Not only can the joint-client exception be implicated when the lawyer decides to represent both the entity client and its constituents, as described above, the exception can also be automatically triggered when the lawyer represents a partnership. Courts have held that in the context of representing a partnership, the partnership’s lawyer represents all partners as to matters of partnership business. Further, partners owe to one another, and general partners owe to limited partners, obligations of good faith and fair dealing. All partners are entitled to full access of partnership information. Because of this conclusion, some courts have held that the joint-client exception applies, and there could be no privilege between partners because they are all "joint clients" of the lawyer for matters involving the partnership business.
Some jurisdictions that have considered the issue reached the same conclusion using a different rationale. Ohio, for example, has adhered to the principle that a partnership is an aggregate of individuals and does not constitute a separate legal entity. Therefore, the ethical rule relating to entity representation does not apply to partnership representation. However, Ohio courts have noted that a lawyer retained by a fiduciary owes a similar duty to those with whom the client has a fiduciary relationship. Accordingly, in a partnership, because the partners owe a fiduciary duty to each other, a lawyer-client relationship established by one partner extends to all partners regarding matters to which the fiduciary duty relates, namely partnership affairs.
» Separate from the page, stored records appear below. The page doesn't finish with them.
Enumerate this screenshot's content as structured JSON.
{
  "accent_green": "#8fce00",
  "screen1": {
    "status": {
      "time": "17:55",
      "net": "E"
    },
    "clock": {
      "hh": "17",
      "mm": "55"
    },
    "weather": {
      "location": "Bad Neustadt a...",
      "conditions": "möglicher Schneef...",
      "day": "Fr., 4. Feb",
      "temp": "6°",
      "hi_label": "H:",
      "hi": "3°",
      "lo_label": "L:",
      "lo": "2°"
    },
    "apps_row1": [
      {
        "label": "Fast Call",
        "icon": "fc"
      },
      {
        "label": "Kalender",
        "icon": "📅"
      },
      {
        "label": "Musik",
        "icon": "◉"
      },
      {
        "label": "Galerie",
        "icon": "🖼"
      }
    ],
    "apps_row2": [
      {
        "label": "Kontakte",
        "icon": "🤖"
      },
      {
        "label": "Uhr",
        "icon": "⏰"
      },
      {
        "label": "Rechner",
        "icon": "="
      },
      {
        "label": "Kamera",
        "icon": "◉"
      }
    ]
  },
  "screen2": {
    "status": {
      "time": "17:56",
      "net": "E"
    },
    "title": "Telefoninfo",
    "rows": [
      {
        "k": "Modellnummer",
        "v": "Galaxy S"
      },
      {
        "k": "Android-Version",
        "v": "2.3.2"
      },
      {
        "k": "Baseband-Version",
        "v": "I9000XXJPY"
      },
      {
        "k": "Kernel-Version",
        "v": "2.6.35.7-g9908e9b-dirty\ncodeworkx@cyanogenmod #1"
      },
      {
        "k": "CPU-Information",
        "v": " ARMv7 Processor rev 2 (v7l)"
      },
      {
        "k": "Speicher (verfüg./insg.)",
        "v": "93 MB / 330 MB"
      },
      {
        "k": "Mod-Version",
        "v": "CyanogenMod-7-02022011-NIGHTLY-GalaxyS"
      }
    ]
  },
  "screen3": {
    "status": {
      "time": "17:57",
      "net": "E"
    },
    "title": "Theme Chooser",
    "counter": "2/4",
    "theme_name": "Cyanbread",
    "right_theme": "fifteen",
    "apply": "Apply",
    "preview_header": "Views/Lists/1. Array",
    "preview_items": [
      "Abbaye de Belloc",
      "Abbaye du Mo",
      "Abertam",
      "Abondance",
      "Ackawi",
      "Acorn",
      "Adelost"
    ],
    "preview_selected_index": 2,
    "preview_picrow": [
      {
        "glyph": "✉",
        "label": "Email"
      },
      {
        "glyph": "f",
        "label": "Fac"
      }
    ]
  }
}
These principles have been applied broadly, even to limited partnerships and closely held corporations. In the context of limited partnerships, the lawyer for either the limited partnership or the general partner of the limited partnership also has a duty that extends to all the limited partners. The court that had considered the issue reasoned that inasmuch as a limited partnership is indistinguishable from the partners who comprise it, the duty arising from the relationship between the lawyer and the partnership also extends to the limited partners. Where such duty arises from the relationship between the lawyer and the general partner, the fiduciary relationship between the general partner and the limited partners extends the duty owed by the lawyer to the general partner to the limited partners regarding partnership affairs.
One California court has even extended these principles and applied the joint-client exception to a closely held corporation. In Hecht v. Superior Court, 192 Cal. App. 3d 560 (1987), the lawyer represented the real parties in interest, who, based on the attorney-client privilege, refused to disclose information generated under the aegis of the entity’s attorneys (Hecht, 192 Cal. App. 3d at 561). The party seeking production of privileged materials alleged that she had been wrongfully denied profits in certain entities (Id. at 564). The trial court denied her request for the materials, relying on the attorney-client privilege. The appellate court reversed the trial court’s ruling and found that she had a right to materials related to the companies, even if possessed or generated by the company’s attorneys (Id).
It should be noted, however, that the application of these principles may not be as broad as the holding of Hecht may suggest. In looking at the court’s analysis, one deciding element is the fact that, although the entity in question is officially a corporation, the intent and conduct of the parties suggest that it was in effect a partnership (Id. at 565-66). The rationale and holding of Hecht emphasizes how important it is for the lawyer to be proactive in shaping the understanding and expectations of the clients.
Andrew B. Serwin is a partner in the San Diego, California, office Foley & Lardner LLP; he may be reached at email@example.com. Jesica N. Pandika is an associate with Seyfarth Shaw LLP in their commercial litigation and labor and employment departments. She may be reached at firstname.lastname@example.org.